** SOURCE INFORMATION follows **

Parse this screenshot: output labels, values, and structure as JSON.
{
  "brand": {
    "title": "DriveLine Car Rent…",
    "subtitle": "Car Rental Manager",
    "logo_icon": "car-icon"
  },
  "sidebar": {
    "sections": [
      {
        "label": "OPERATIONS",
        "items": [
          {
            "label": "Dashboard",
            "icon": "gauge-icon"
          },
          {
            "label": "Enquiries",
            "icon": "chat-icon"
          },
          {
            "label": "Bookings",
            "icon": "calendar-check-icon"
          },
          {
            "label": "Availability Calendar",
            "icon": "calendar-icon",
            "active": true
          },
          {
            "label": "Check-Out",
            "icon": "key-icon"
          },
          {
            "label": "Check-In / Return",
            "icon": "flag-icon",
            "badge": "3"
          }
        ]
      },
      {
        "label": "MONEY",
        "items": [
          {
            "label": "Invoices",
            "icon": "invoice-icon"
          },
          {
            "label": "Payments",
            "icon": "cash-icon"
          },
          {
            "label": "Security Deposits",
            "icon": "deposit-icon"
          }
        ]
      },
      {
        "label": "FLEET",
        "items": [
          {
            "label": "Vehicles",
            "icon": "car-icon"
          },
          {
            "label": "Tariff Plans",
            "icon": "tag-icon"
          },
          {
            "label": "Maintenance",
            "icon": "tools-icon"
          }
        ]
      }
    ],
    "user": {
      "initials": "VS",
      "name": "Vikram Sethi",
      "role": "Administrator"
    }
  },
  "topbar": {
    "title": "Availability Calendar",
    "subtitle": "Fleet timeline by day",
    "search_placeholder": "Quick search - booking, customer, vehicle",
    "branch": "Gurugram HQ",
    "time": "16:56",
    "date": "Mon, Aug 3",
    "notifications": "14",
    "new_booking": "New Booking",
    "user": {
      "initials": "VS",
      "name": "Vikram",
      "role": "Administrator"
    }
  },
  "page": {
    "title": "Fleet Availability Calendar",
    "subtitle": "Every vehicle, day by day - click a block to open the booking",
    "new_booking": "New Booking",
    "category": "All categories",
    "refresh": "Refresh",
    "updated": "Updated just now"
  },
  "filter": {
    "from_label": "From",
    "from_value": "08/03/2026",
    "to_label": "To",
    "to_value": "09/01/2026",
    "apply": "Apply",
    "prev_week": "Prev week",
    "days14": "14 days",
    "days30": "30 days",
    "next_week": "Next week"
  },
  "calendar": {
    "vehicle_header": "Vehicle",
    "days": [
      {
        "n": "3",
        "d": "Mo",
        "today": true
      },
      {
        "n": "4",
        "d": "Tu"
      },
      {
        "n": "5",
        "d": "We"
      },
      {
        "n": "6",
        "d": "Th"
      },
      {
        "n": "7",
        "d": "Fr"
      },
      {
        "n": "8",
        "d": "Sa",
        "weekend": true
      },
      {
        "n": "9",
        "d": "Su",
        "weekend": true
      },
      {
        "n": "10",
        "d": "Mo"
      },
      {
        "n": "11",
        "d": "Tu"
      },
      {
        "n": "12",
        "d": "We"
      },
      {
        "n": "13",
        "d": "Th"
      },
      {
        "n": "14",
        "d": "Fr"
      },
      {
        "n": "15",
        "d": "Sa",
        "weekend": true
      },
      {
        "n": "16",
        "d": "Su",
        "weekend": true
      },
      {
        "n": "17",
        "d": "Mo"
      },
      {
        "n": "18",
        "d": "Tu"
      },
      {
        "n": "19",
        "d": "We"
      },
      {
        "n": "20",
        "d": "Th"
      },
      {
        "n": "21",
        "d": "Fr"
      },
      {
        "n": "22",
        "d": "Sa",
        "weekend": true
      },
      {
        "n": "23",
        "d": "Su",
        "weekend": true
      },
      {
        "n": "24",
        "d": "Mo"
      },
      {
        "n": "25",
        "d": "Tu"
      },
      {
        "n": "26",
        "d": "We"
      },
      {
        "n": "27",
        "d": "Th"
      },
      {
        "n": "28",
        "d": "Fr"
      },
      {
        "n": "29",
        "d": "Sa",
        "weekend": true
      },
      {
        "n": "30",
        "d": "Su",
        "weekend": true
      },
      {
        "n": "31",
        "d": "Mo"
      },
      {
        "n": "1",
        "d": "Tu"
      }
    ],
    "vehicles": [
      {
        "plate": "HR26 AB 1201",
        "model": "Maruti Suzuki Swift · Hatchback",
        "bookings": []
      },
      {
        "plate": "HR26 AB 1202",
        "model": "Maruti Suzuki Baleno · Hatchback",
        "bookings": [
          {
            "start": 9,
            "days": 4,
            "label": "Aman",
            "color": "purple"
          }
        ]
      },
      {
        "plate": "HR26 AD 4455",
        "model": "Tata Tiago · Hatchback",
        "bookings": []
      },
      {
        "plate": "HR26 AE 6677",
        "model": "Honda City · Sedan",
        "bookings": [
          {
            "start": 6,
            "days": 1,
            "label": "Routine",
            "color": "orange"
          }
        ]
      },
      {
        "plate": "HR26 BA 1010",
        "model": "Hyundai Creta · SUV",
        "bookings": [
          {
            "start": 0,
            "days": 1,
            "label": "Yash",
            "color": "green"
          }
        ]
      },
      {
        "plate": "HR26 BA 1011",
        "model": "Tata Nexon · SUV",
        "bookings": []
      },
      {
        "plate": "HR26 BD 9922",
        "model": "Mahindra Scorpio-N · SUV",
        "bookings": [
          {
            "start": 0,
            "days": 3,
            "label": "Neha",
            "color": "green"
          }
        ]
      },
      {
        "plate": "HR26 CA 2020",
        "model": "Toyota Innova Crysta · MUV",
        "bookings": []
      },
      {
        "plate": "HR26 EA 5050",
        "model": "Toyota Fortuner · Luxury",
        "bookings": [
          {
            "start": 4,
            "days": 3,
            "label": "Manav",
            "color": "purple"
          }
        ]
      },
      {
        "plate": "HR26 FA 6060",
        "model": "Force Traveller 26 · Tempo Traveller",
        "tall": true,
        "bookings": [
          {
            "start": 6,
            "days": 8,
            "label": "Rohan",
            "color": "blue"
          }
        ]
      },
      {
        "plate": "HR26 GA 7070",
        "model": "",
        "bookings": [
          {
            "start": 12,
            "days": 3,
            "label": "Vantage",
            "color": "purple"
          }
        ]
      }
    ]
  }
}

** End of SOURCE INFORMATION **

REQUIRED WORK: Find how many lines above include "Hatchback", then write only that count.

RESPONSE AREA: 3